for that one, and found that by stacking the chips one on top of
another, we could offer a much lower cost product. Kind of like a celery stick. Ted Hoff lead the original Intel microprocessor inventor team out of retirement to help us complete the Celeron design".
Apparently Hewlett Packard was prepared to back out of their two year joint development project on Merced with Intel after
being told of the microprocessor Intel was planning. But HP CEO Lou Platt changed his mind after a moving personal appeal from
Andy Grove eschewing the "simplicity and beauty" of the multiple architecture. Rick Belluzzo, the number two man at HP who was
widely regarded as the successor to Platt, apparently left in disgust and become CEO at troubled Silicon Graphics, saying he
preferred making microprocessors the "hard way".
The only real challenge appeared to be the development of the
interconnect method, and Intel engineers quickly devised a bonding apparatus employing copper wire interconnects. The only
company that was able to discover Intel's design in the fifteen years was IBM, and Intel quickly granted IBM lifetime rights to all
copper wire bonding technology in return for IBM's silence, and in fact had IBM patent the copper technology as its own. But the
agreed silence only lasted until March 1998, and Intel said the reason that they are now disclosing the "Multiple 88 Inside"
architecture is because IBM has informed them they intend to employ it for the new K6 and K7 designs they will fab with AMD.
A bewildered National Semiconductor, which now produces the
"Cyrix" CPU had no comment other than "huh", and executives at IDT's Centaur unit which bet the company on the C6' success in penetrating low cost PCs were reportedly booking tickets to Latin American destinations.
Rtr 08:37 04-01-98
Sir, you are the God's brainchild. May I get more knowledge from you, almighty?

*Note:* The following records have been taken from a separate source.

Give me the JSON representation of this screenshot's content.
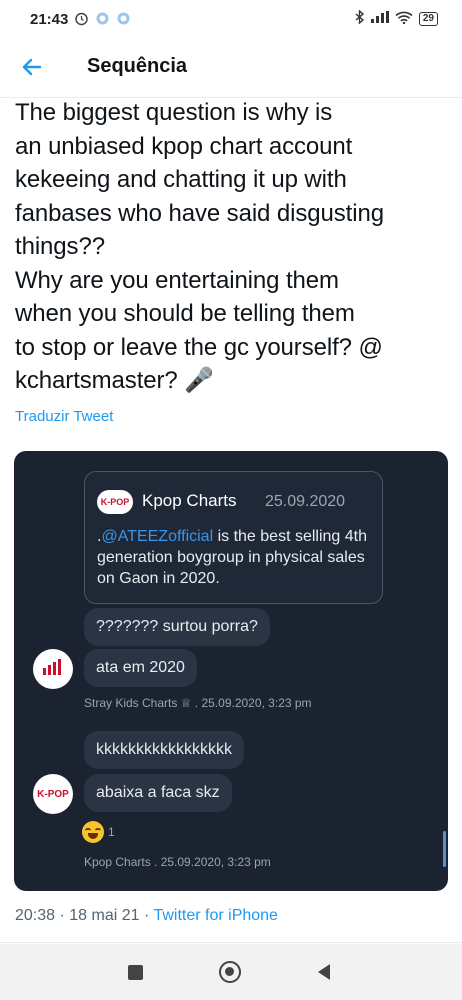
{
  "status_bar": {
    "time": "21:43",
    "battery": "29"
  },
  "header": {
    "title": "Sequência"
  },
  "tweet": {
    "text": "The biggest question is why is\nan unbiased kpop chart account\nkekeeing and chatting it up with\nfanbases who have said disgusting\nthings??\nWhy are you entertaining them\nwhen you should be telling them\nto stop or leave the gc yourself? @\nkchartsmaster? 🎤",
    "translate_label": "Traduzir Tweet",
    "timestamp": "20:38 · 18 mai 21 · ",
    "source": "Twitter for iPhone"
  },
  "image": {
    "quote": {
      "logo_text": "K-POP",
      "name": "Kpop Charts",
      "date": "25.09.2020",
      "body_prefix": ".",
      "mention": "@ATEEZofficial",
      "body_rest": " is the best selling 4th generation boygroup in physical sales on Gaon in 2020."
    },
    "messages": [
      {
        "text": "??????? surtou porra?"
      },
      {
        "text": "ata em 2020"
      },
      {
        "text": "kkkkkkkkkkkkkkkkk"
      },
      {
        "text": "abaixa a faca skz"
      }
    ],
    "meta_1": "Stray Kids Charts ♕ . 25.09.2020, 3:23 pm",
    "meta_2": "Kpop Charts . 25.09.2020, 3:23 pm",
    "avatar_2_text": "K-POP",
    "reaction_count": "1"
  },
  "icons": {
    "back": "arrow-left-icon",
    "alarm": "alarm-icon",
    "bluetooth": "bluetooth-icon",
    "signal": "signal-icon",
    "wifi": "wifi-icon",
    "battery": "battery-icon"
  },
  "colors": {
    "accent": "#1d9bf0",
    "card_bg": "#1b2230",
    "bubble_bg": "#2a3444"
  }
}
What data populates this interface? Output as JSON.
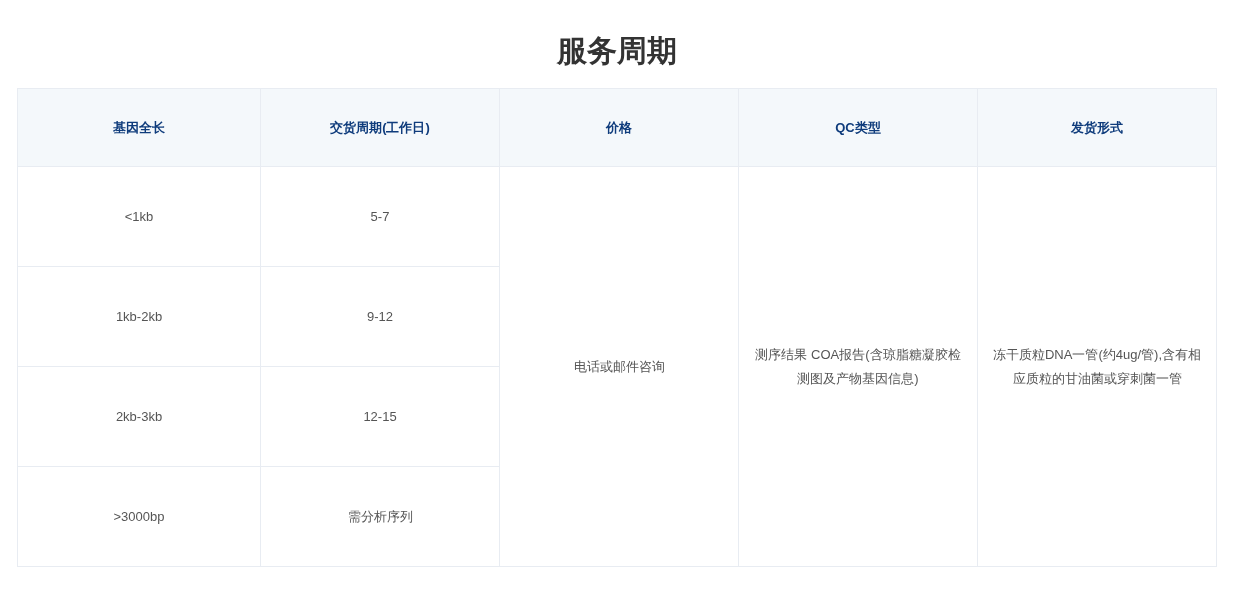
{
  "title": "服务周期",
  "table": {
    "columns": [
      "基因全长",
      "交货周期(工作日)",
      "价格",
      "QC类型",
      "发货形式"
    ],
    "rows": [
      {
        "gene_length": "<1kb",
        "delivery": "5-7"
      },
      {
        "gene_length": "1kb-2kb",
        "delivery": "9-12"
      },
      {
        "gene_length": "2kb-3kb",
        "delivery": "12-15"
      },
      {
        "gene_length": ">3000bp",
        "delivery": "需分析序列"
      }
    ],
    "merged": {
      "price": "电话或邮件咨询",
      "qc_type": "测序结果 COA报告(含琼脂糖凝胶检测图及产物基因信息)",
      "shipping": "冻干质粒DNA一管(约4ug/管),含有相应质粒的甘油菌或穿刺菌一管"
    }
  }
}
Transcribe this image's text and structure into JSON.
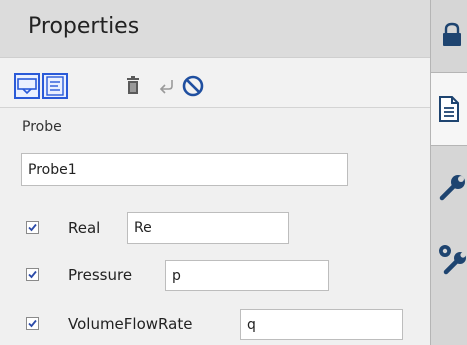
{
  "panel": {
    "title": "Properties"
  },
  "toolbar": {
    "buttons": [
      {
        "icon": "comment-view-icon",
        "active": true
      },
      {
        "icon": "document-view-icon",
        "active": true
      },
      {
        "icon": "trash-icon"
      },
      {
        "icon": "return-arrow-icon"
      },
      {
        "icon": "prohibited-icon"
      }
    ]
  },
  "probe": {
    "section_label": "Probe",
    "name_value": "Probe1"
  },
  "variables": [
    {
      "label": "Real",
      "value": "Re",
      "checked": true
    },
    {
      "label": "Pressure",
      "value": "p",
      "checked": true
    },
    {
      "label": "VolumeFlowRate",
      "value": "q",
      "checked": true
    }
  ],
  "side_tabs": [
    {
      "icon": "lock-icon"
    },
    {
      "icon": "document-icon",
      "active": true
    },
    {
      "icon": "wrench-icon"
    },
    {
      "icon": "settings-wrench-icon"
    }
  ],
  "colors": {
    "accent": "#2a5ad8",
    "header_bg": "#dcdcdc",
    "icon_dark": "#1f4f86"
  }
}
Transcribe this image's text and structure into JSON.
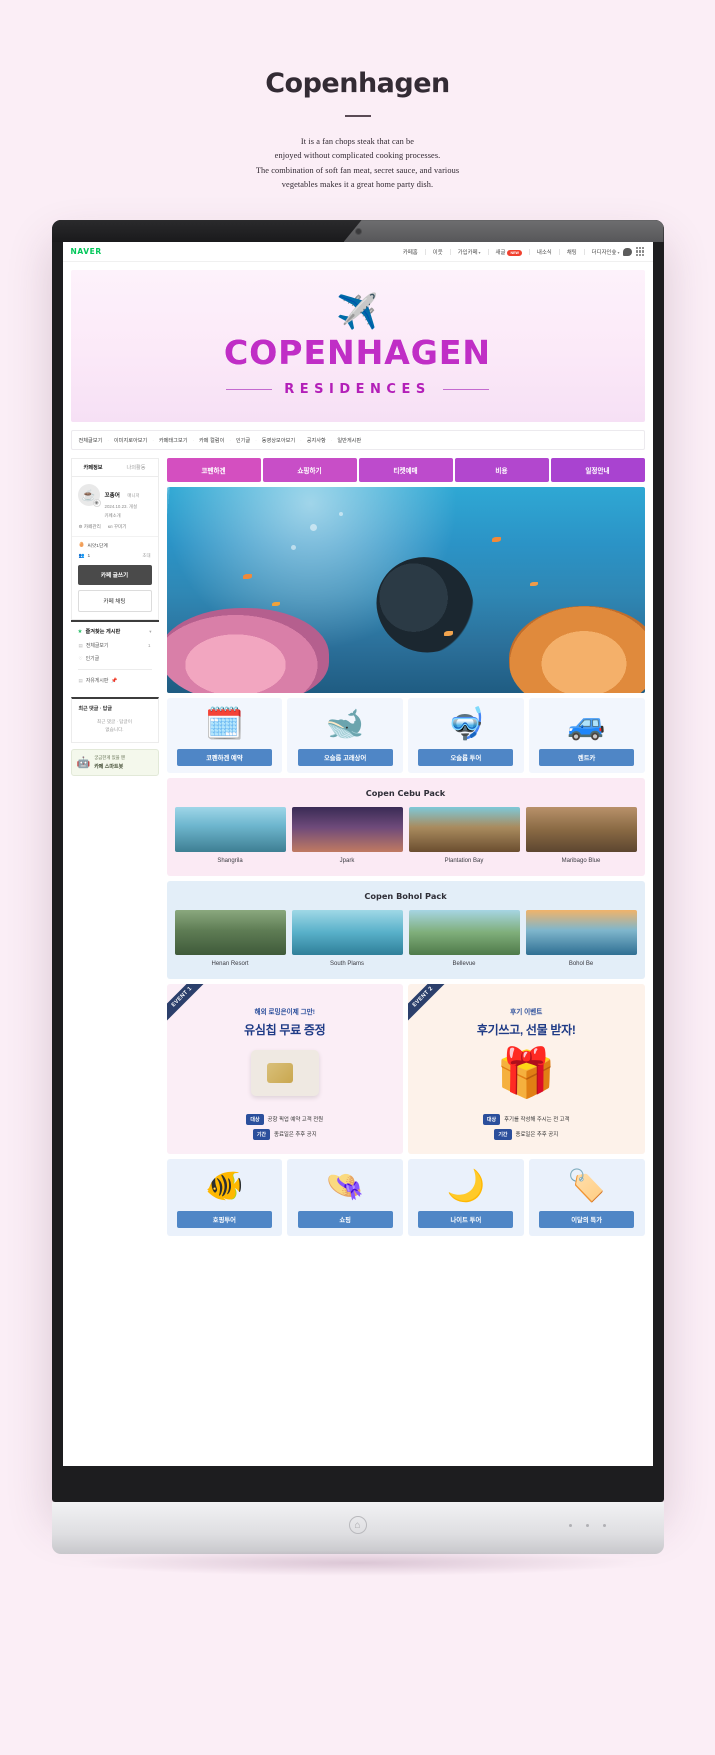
{
  "intro": {
    "title": "Copenhagen",
    "description": "It is a fan chops steak that can be\nenjoyed without complicated cooking processes.\nThe combination of soft fan meat, secret sauce, and various\nvegetables makes it a great home party dish."
  },
  "naver": {
    "logo": "NAVER",
    "menu": [
      {
        "label": "카페홈",
        "badge": "",
        "caret": false
      },
      {
        "label": "이웃",
        "badge": "",
        "caret": false
      },
      {
        "label": "가입카페",
        "badge": "",
        "caret": true
      },
      {
        "label": "새글",
        "badge": "NEW",
        "caret": false
      },
      {
        "label": "내소식",
        "badge": "",
        "caret": false
      },
      {
        "label": "채팅",
        "badge": "",
        "caret": false
      },
      {
        "label": "더디자인숲",
        "badge": "",
        "caret": true
      }
    ],
    "chat_icon": "chat-icon",
    "grid_icon": "grid-menu-icon"
  },
  "banner": {
    "plane_icon": "✈️",
    "title": "COPENHAGEN",
    "subtitle": "RESIDENCES",
    "title_color": "#c02ec6"
  },
  "cafe_nav": {
    "items": [
      "전체글보기",
      "이미지로아보기",
      "카페태그보기",
      "카페 컬럼이",
      "인기글",
      "동영상모아보기",
      "공지사항",
      "일반게시판"
    ]
  },
  "sidebar": {
    "tabs": [
      {
        "label": "카페정보",
        "active": true
      },
      {
        "label": "나의활동",
        "active": false
      }
    ],
    "profile": {
      "avatar_icon": "coffee-cup-avatar",
      "name": "꼬총어",
      "role": "매니저",
      "meta_line1": "2024.10.23. 개설",
      "meta_line2": "카페소개"
    },
    "links": [
      "⚙ 카페관리",
      "кл 꾸미기"
    ],
    "level": {
      "icon": "🥚",
      "label": "씨앗1단계"
    },
    "members": {
      "icon": "👥",
      "count": "1",
      "right": "초대"
    },
    "write_button": "카페 글쓰기",
    "chat_button": "카페 채팅",
    "favorites": {
      "title": "즐겨찾는 게시판",
      "star_icon": "star-icon",
      "caret_icon": "chevron-down-icon",
      "rows": [
        {
          "icon": "▤",
          "label": "전체글보기",
          "count": "1"
        },
        {
          "icon": "♡",
          "label": "인기글",
          "count": ""
        }
      ],
      "free_board": {
        "label": "자유게시판",
        "pin": "📌"
      }
    },
    "recent": {
      "title": "최근 댓글 · 답글",
      "body": "최근 댓글 · 답글이\n없습니다."
    },
    "bot": {
      "icon": "🤖",
      "line1": "궁금한게 있을 땐",
      "line2": "카페 스마트봇"
    }
  },
  "main": {
    "tabs": [
      {
        "label": "코펜하겐",
        "color": "#d44fc0"
      },
      {
        "label": "쇼핑하기",
        "color": "#c84ec7"
      },
      {
        "label": "티켓예매",
        "color": "#bd4bcc"
      },
      {
        "label": "비용",
        "color": "#b247ce"
      },
      {
        "label": "일정안내",
        "color": "#a943d0"
      }
    ],
    "hero": {
      "alt": "scuba-diver-coral-reef-photo"
    },
    "icon_cards": [
      {
        "emoji": "🗓️",
        "label": "코펜하겐 예약"
      },
      {
        "emoji": "🐋",
        "label": "오슬롭 고래상어"
      },
      {
        "emoji": "🤿",
        "label": "오슬롭 투어"
      },
      {
        "emoji": "🚙",
        "label": "렌트카"
      }
    ],
    "packs": [
      {
        "id": "cebu",
        "title": "Copen Cebu Pack",
        "items": [
          {
            "caption": "Shangrila",
            "alt": "resort-pool-photo"
          },
          {
            "caption": "Jpark",
            "alt": "resort-night-photo"
          },
          {
            "caption": "Plantation Bay",
            "alt": "boardwalk-photo"
          },
          {
            "caption": "Maribago Blue",
            "alt": "beach-loungers-photo"
          }
        ]
      },
      {
        "id": "bohol",
        "title": "Copen Bohol Pack",
        "items": [
          {
            "caption": "Henan Resort",
            "alt": "villa-photo"
          },
          {
            "caption": "South Plams",
            "alt": "palm-pool-photo"
          },
          {
            "caption": "Bellevue",
            "alt": "beach-huts-photo"
          },
          {
            "caption": "Bohol Be",
            "alt": "infinity-pool-sunset-photo"
          }
        ]
      }
    ],
    "events": [
      {
        "ribbon": "EVENT 1",
        "kicker": "해외 로밍은이제 그만!",
        "title": "유심칩 무료 증정",
        "art": "sim-card",
        "rows": [
          {
            "tag": "대상",
            "text": "공항 픽업 예약 고객 전원"
          },
          {
            "tag": "기간",
            "text": "종료일은 추후 공지"
          }
        ]
      },
      {
        "ribbon": "EVENT 2",
        "kicker": "후기 이벤트",
        "title": "후기쓰고, 선물 받자!",
        "art": "🎁",
        "rows": [
          {
            "tag": "대상",
            "text": "후기를 작성해 주시는 전 고객"
          },
          {
            "tag": "기간",
            "text": "종료일은 추후 공지"
          }
        ]
      }
    ],
    "bottom_cards": [
      {
        "emoji": "🐠",
        "label": "호핑투어"
      },
      {
        "emoji": "👒",
        "label": "쇼핑"
      },
      {
        "emoji": "🌙",
        "label": "나이트 투어"
      },
      {
        "emoji": "🏷️",
        "label": "이달의 특가"
      }
    ]
  },
  "device": {
    "home_icon": "home-button-icon"
  }
}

My only regret, almighty, is that I didn't not short this thing that they called the World's biggest chipmiester. How I regret by not having more Franklins than the ones which I am possessing now.